For his part, India's foreign minister told parliament on Thurday that India wants Pakistan to hand over 40 people that it believes are behind violent attacks and other crimes.

Speaking during a debate on the Mumbai attacks, Pranab Mukherjee said: "We have given them lists of 40 persons, not one, not 20 - lists of 40 persons - and we have also pointed out that their denial is not going to resolve the issue."

Co-ordinated effort

The flurry of steps come after India's government became the focus of public anger for security and intelligence failures in last month's co-ordinated attacks in Mumbai, India’s financial capital.

The security revamp is an effort to better co-ordinate criminal investigations at the state level, Prakash Singh, a former director-general of India's police force, said. 

"It was felt that the interstate co-ordination - in the sharing of intelligence and in co-ordinating the investigative links in different states - was not there. Every state was pursuing its own line of investigation," Singh told Al Jazeera.

"Some of these measures should be in position within the next month or so, like the setting-up of the federal investigation agency. All the government has to do is pass an ordinance until a law on the subject is enacted by the parliament.

"The government will have to move quickly or they will lose credibility and lose the next parliamentary election."

Suspect held

As the security measures were announced, police in Mumbai reversed plans to take the only surviving attacker, Mohammed Ajmal Kasab, to court for a routine hearing.

A magistrate granted authorities permission to hold Kasab for a further two weeks, Eknath Dhamal, public prosecutor, said on Thursday.

Kasab has been interrogated by Indian authorities on several occasions and  has reportedly offered to give details about the planning of the November 26 attack.

Police on Wednesday said that Lashkar-e-Taiba, the Pakistan-based armed group blamed by New Delhi for the Mumbai assault, referred to an Indian man to shepherd the attackers into India.
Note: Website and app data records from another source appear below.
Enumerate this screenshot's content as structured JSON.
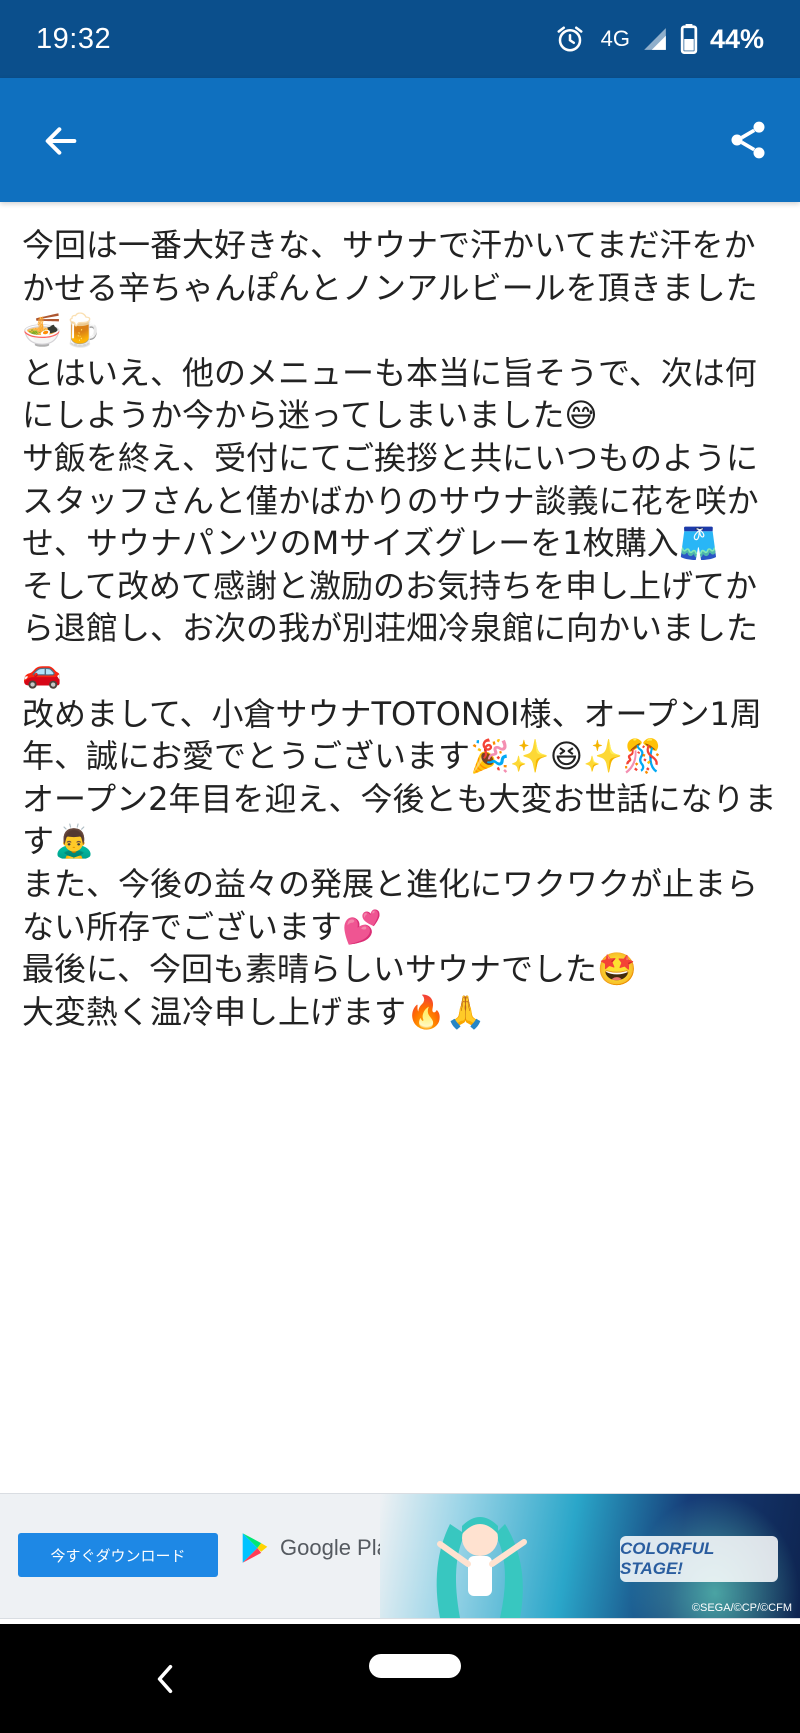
{
  "status_bar": {
    "time": "19:32",
    "network": "4G",
    "battery": "44%"
  },
  "app_bar": {
    "back_icon": "arrow-left-icon",
    "share_icon": "share-icon",
    "color": "#0f70bf"
  },
  "post": {
    "body": "今回は一番大好きな、サウナで汗かいてまだ汗をかかせる辛ちゃんぽんとノンアルビールを頂きました🍜🍺\nとはいえ、他のメニューも本当に旨そうで、次は何にしようか今から迷ってしまいました😅\nサ飯を終え、受付にてご挨拶と共にいつものようにスタッフさんと僅かばかりのサウナ談義に花を咲かせ、サウナパンツのMサイズグレーを1枚購入🩳\nそして改めて感謝と激励のお気持ちを申し上げてから退館し、お次の我が別荘畑冷泉館に向かいました🚗\n改めまして、小倉サウナTOTONOI様、オープン1周年、誠にお愛でとうございます🎉✨😆✨🎊\nオープン2年目を迎え、今後とも大変お世話になります🙇‍♂️\nまた、今後の益々の発展と進化にワクワクが止まらない所存でございます💕\n最後に、今回も素晴らしいサウナでした🤩\n大変熱く温冷申し上げます🔥🙏"
  },
  "ad": {
    "download_label": "今すぐダウンロード",
    "store_label": "Google Play",
    "logo_text": "COLORFUL STAGE!",
    "copyright": "©SEGA/©CP/©CFM"
  },
  "nav_bar": {
    "back_icon": "chevron-left-icon",
    "home_icon": "home-pill-icon"
  }
}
Sabauddin Ahmed, who is accused by Indian police of managing safe houses for armed groups in Nepal, will be brought to Mumbai for questioning, police said.

"He was [the attackers] main point man in Kathmandu, a very trusted man by Lashkar," Amitabh Yash, director of the police task force that arrested Ahmed, said.